-- TASK BRIEF --
Check each line below for the word "コンテン", and copy those that have it.

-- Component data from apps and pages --
⁂
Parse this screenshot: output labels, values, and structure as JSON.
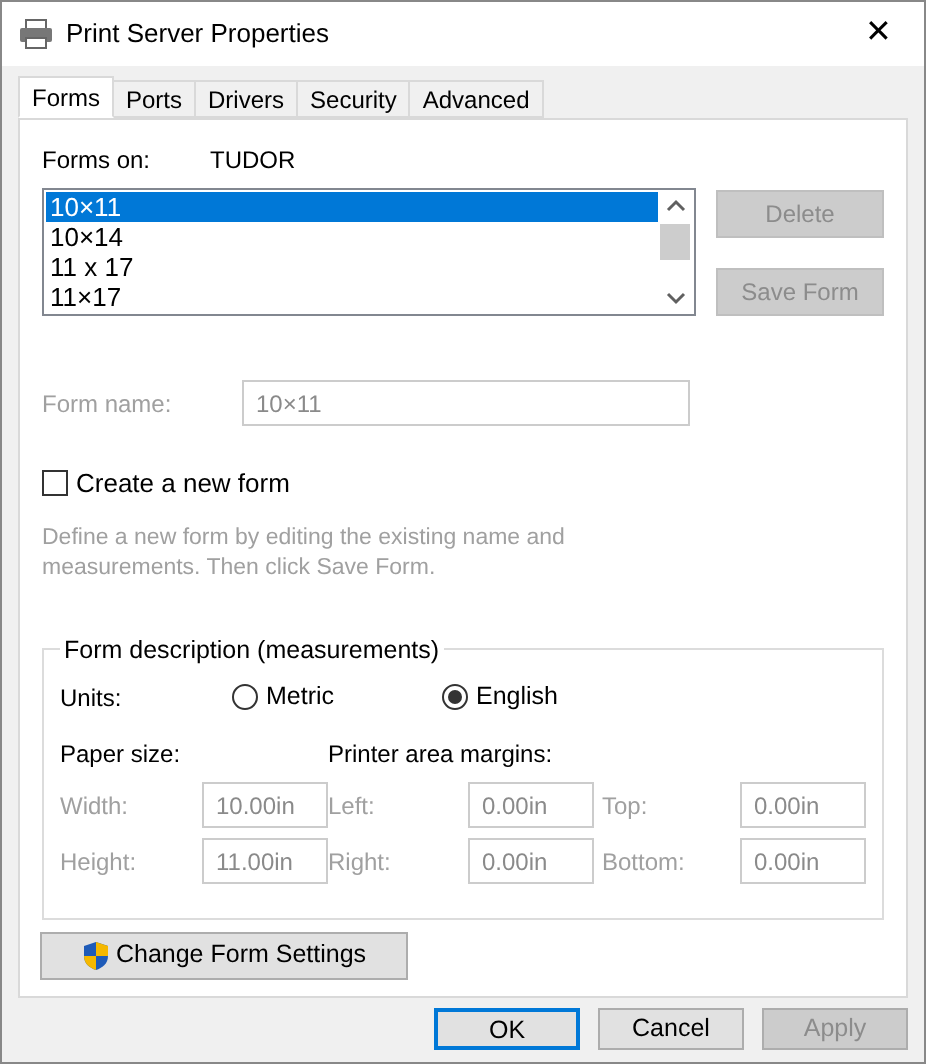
{
  "window": {
    "title": "Print Server Properties",
    "close": "✕"
  },
  "tabs": [
    {
      "label": "Forms",
      "selected": true
    },
    {
      "label": "Ports",
      "selected": false
    },
    {
      "label": "Drivers",
      "selected": false
    },
    {
      "label": "Security",
      "selected": false
    },
    {
      "label": "Advanced",
      "selected": false
    }
  ],
  "forms_on": {
    "label": "Forms on:",
    "value": "TUDOR"
  },
  "forms_list": [
    {
      "label": "10×11",
      "selected": true
    },
    {
      "label": "10×14",
      "selected": false
    },
    {
      "label": "11 x 17",
      "selected": false
    },
    {
      "label": "11×17",
      "selected": false
    }
  ],
  "list_buttons": [
    {
      "label": "Delete",
      "disabled": true
    },
    {
      "label": "Save Form",
      "disabled": true
    }
  ],
  "form_name": {
    "label": "Form name:",
    "value": "10×11",
    "disabled": true
  },
  "create_new_form": {
    "label": "Create a new form",
    "checked": false
  },
  "hint": "Define a new form by editing the existing name and measurements. Then click Save Form.",
  "form_description": {
    "title": "Form description (measurements)",
    "units": {
      "label": "Units:",
      "options": [
        {
          "label": "Metric",
          "selected": false
        },
        {
          "label": "English",
          "selected": true
        }
      ]
    },
    "paper_size": {
      "label": "Paper size:",
      "fields": [
        {
          "label": "Width:",
          "value": "10.00in",
          "disabled": true
        },
        {
          "label": "Height:",
          "value": "11.00in",
          "disabled": true
        }
      ]
    },
    "margins": {
      "label": "Printer area margins:",
      "fields": [
        {
          "label": "Left:",
          "value": "0.00in",
          "disabled": true
        },
        {
          "label": "Top:",
          "value": "0.00in",
          "disabled": true
        },
        {
          "label": "Right:",
          "value": "0.00in",
          "disabled": true
        },
        {
          "label": "Bottom:",
          "value": "0.00in",
          "disabled": true
        }
      ]
    }
  },
  "change_settings_button": {
    "label": "Change Form Settings"
  },
  "dialog_buttons": [
    {
      "label": "OK",
      "default": true,
      "disabled": false
    },
    {
      "label": "Cancel",
      "default": false,
      "disabled": false
    },
    {
      "label": "Apply",
      "default": false,
      "disabled": true
    }
  ]
}
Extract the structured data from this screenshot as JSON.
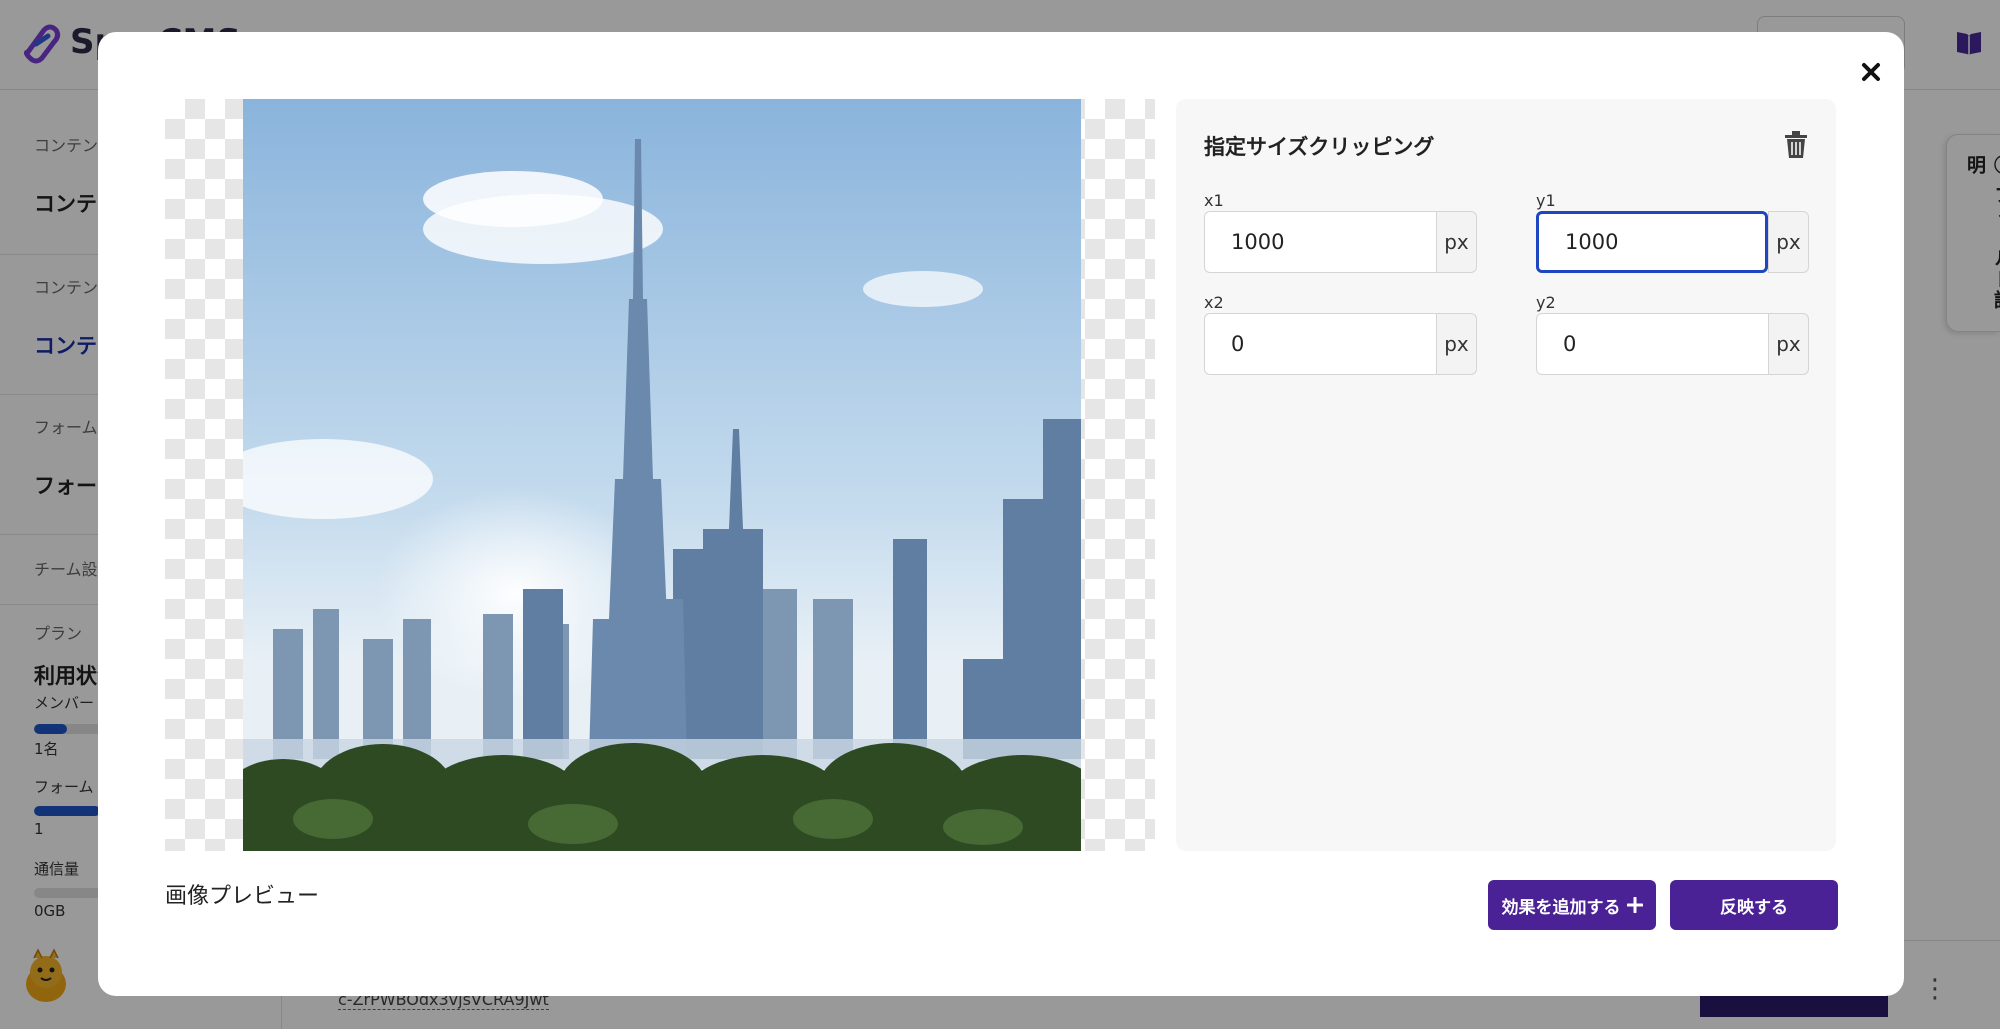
{
  "app": {
    "brand_name": "Sp...CMS",
    "sidebar": {
      "sec1": "コンテン",
      "item1": "コンテン",
      "sec2": "コンテン",
      "item2": "コンテン",
      "sec3": "フォーム",
      "item3": "フォー",
      "sec4": "チーム設",
      "sec5": "プラン",
      "usage_title": "利用状況",
      "member_label": "メンバー",
      "member_value": "1名",
      "member_fraction": 0.3,
      "form_label": "フォーム",
      "form_value": "1",
      "form_fraction": 0.6,
      "traffic_label": "通信量",
      "traffic_value": "0GB",
      "traffic_fraction": 0
    },
    "side_tab_label": "フィールド説明",
    "bottom_id": "c-ZrPWBOdx3vjsVCRA9Jwt"
  },
  "modal": {
    "preview_label": "画像プレビュー",
    "panel_title": "指定サイズクリッピング",
    "fields": {
      "x1": {
        "label": "x1",
        "value": "1000",
        "unit": "px"
      },
      "y1": {
        "label": "y1",
        "value": "1000",
        "unit": "px"
      },
      "x2": {
        "label": "x2",
        "value": "0",
        "unit": "px"
      },
      "y2": {
        "label": "y2",
        "value": "0",
        "unit": "px"
      }
    },
    "add_effect_label": "効果を追加する",
    "apply_label": "反映する"
  },
  "colors": {
    "accent": "#4a2296",
    "focus": "#1e46c0",
    "progress": "#2155c9"
  },
  "icons": {
    "close": "close-icon",
    "trash": "trash-icon",
    "plus": "plus-icon",
    "book": "book-icon",
    "info": "info-circle-icon"
  }
}
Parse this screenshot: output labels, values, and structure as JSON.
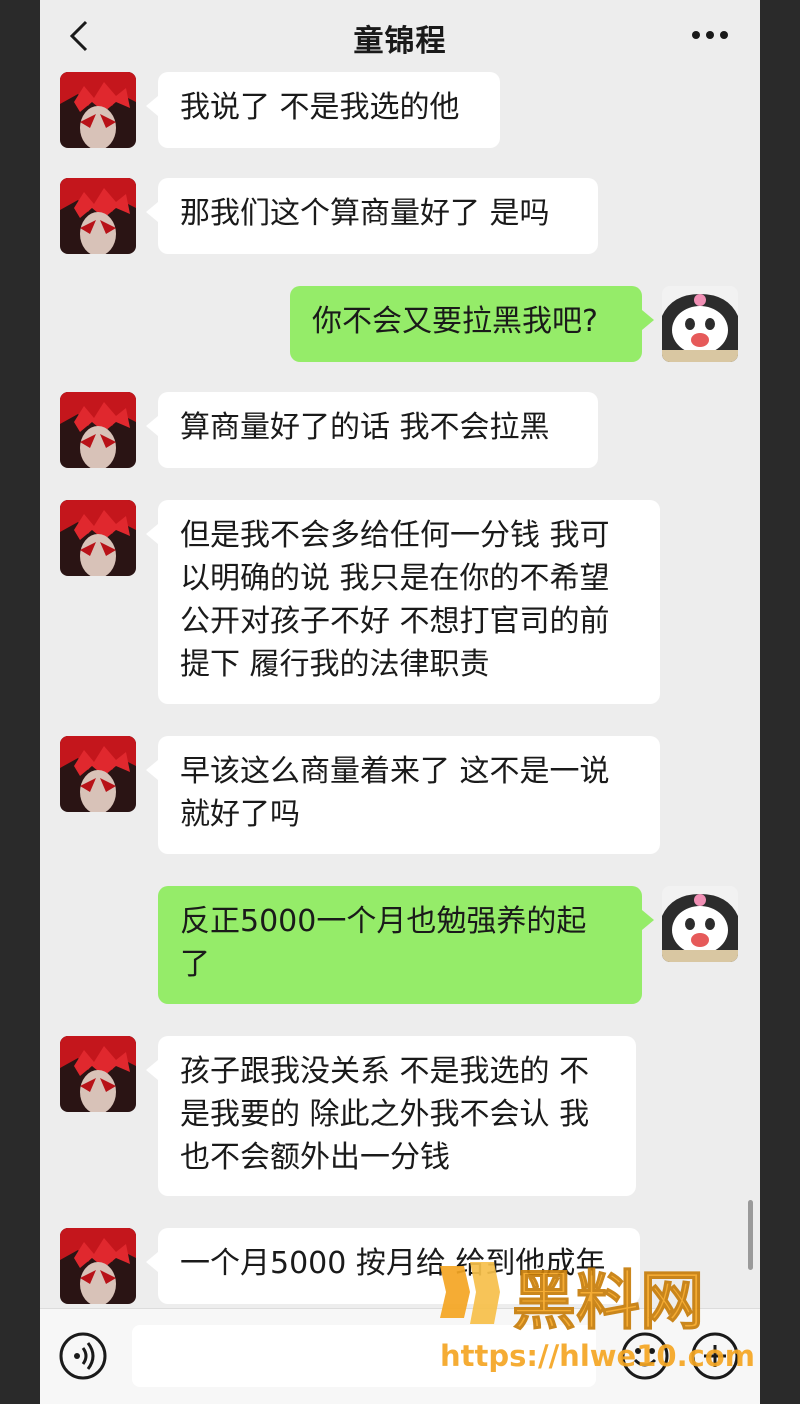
{
  "header": {
    "title": "童锦程",
    "back_icon": "chevron-left-icon",
    "more_icon": "more-dots-icon"
  },
  "messages": [
    {
      "side": "in",
      "text": "我说了 不是我选的他"
    },
    {
      "side": "in",
      "text": "那我们这个算商量好了 是吗"
    },
    {
      "side": "out",
      "text": "你不会又要拉黑我吧?"
    },
    {
      "side": "in",
      "text": "算商量好了的话 我不会拉黑"
    },
    {
      "side": "in",
      "text": "但是我不会多给任何一分钱 我可\n以明确的说 我只是在你的不希望\n公开对孩子不好 不想打官司的前\n提下 履行我的法律职责"
    },
    {
      "side": "in",
      "text": "早该这么商量着来了 这不是一说\n就好了吗"
    },
    {
      "side": "out",
      "text": "反正5000一个月也勉强养的起\n了"
    },
    {
      "side": "in",
      "text": "孩子跟我没关系 不是我选的 不\n是我要的 除此之外我不会认 我\n也不会额外出一分钱"
    },
    {
      "side": "in",
      "text": "一个月5000 按月给 给到他成年"
    }
  ],
  "bottom_bar": {
    "voice_icon": "voice-icon",
    "emoji_icon": "emoji-icon",
    "plus_icon": "plus-icon"
  },
  "watermark": {
    "text": "黑料网",
    "url": "https://hlwe10.com"
  },
  "colors": {
    "incoming_bubble": "#ffffff",
    "outgoing_bubble": "#95ec69",
    "background": "#ededed",
    "watermark": "#f5a623"
  }
}
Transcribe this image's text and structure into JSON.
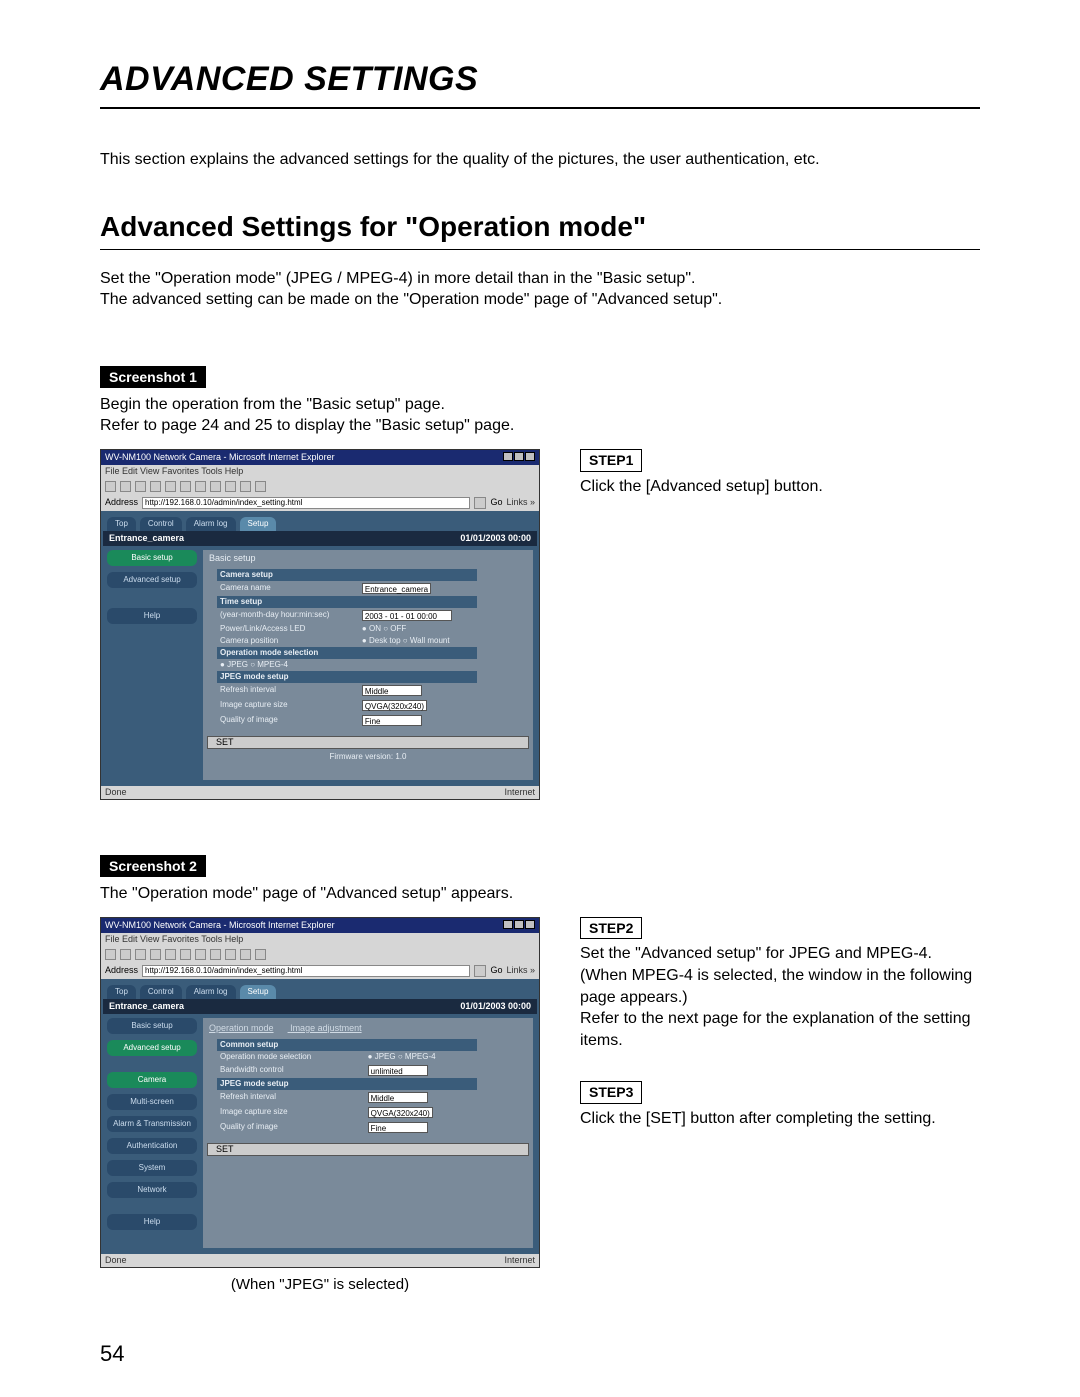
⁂
-- RESPONSE --
      "sec1": "コンテン",
      "item1": "コンテン",
      "sec2": "コンテン",
      "item2": "コンテン",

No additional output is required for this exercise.